They were told the move will result in the loss of 300,000 passengers, cause revenue losses of up to €240 million, directly threaten 3,200 jobs, and damage ability to attract 500 new jobs.
The most worrying revelation, however, is that the airport faces ‘potential closure’ because of the situation.
There is disappointment that Taoiseach Enda Kenny is not meeting the airport directors to discuss their dilemma until January 20 at the earliest.
Standing orders were suspended at yesterday’s (Monday) budget meeting of the council to debate ‘the grave situation’ in which the east Mayo airport finds itself following the rescue package given to its main competitor.
Fianna Fáil Councillor Al McDonnell said he genuinely feared for the demise of the airport which will have devastating consequences for the existing social and economical structures in the west of Ireland.
He argued: “We are looking at a government downgrading of Knock in favour of Shannon. It should never have reached this point and the matter is of extreme urgency now.”
Independent Councillor Frank Durcan said that without Ireland West Airport Knock (IWAK), the region would be on its knees.
He castigated the Fine Gael party ‘for letting down the people’ and forecasted that its elected members will reap a bitter harvest.
Independent Councillor Michael Holmes stated he was ‘shocked’ by the presentation by the airport directors.
“I have never seen such a serious situation for this county in 40 years. The airport is on a life-support machine. It’s just hobbling along like a rural school with one teacher. The wool was pulled over the eyes of Taoiseach Enda Kenny by his finance and transport ministers.”
Fine Gael whip, Councillor Joe Mellett, said the members of his party were as concerned about the airport as anybody else and he hoped a resolution will be reached when Deputy Kenny meets the airport directors later this month.

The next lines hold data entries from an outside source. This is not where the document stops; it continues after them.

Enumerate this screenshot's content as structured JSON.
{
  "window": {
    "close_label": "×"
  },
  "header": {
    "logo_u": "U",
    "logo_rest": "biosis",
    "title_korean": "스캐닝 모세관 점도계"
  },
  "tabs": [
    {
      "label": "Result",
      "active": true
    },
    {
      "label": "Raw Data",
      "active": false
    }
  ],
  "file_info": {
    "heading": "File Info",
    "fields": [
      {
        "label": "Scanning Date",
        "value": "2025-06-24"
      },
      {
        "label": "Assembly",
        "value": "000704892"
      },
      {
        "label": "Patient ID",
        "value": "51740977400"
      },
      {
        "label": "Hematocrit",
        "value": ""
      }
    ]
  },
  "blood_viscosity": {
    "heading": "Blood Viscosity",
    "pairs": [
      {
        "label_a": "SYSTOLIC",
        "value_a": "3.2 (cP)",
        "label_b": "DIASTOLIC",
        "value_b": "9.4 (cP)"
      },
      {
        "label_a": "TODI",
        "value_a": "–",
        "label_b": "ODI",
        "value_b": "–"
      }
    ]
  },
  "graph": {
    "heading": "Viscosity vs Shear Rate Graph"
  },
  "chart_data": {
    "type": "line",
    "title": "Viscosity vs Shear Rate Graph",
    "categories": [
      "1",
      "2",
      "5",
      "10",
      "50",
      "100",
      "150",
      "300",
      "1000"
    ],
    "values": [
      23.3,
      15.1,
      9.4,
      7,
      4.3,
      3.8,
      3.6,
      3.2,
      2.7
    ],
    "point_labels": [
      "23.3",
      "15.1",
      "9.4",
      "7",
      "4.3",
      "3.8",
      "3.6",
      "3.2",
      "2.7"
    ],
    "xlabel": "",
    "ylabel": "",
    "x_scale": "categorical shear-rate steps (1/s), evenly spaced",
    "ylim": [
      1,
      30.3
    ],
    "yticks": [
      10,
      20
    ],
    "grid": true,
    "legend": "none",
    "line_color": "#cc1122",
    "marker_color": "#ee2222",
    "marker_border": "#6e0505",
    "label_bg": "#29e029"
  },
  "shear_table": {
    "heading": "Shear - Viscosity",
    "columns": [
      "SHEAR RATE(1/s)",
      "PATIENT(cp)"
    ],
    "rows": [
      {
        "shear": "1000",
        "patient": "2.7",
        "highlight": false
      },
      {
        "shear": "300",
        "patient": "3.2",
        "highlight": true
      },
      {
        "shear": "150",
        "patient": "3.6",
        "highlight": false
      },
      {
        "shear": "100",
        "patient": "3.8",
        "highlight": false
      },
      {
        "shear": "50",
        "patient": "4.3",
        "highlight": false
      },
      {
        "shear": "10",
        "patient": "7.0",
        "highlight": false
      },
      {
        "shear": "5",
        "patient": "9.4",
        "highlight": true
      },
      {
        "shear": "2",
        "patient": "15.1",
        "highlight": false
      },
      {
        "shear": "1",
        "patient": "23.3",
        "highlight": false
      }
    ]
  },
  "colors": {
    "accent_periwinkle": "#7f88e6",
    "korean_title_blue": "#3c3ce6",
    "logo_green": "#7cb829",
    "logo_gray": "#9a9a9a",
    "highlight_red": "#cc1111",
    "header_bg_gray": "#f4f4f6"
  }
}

“It is wrong to blame the current administration for the present difficulties and the investment figure being quoted by the airport directors is very substantial in such difficult economic times. It will not be easy to give it, but I am convinced the airport has a future,” he said.
Councillor Annie May Reape (FF) said she was amazed to learn that Junior Minister Michael Ring declined to meet the airport directors on the basis ‘it was not his responsibility’.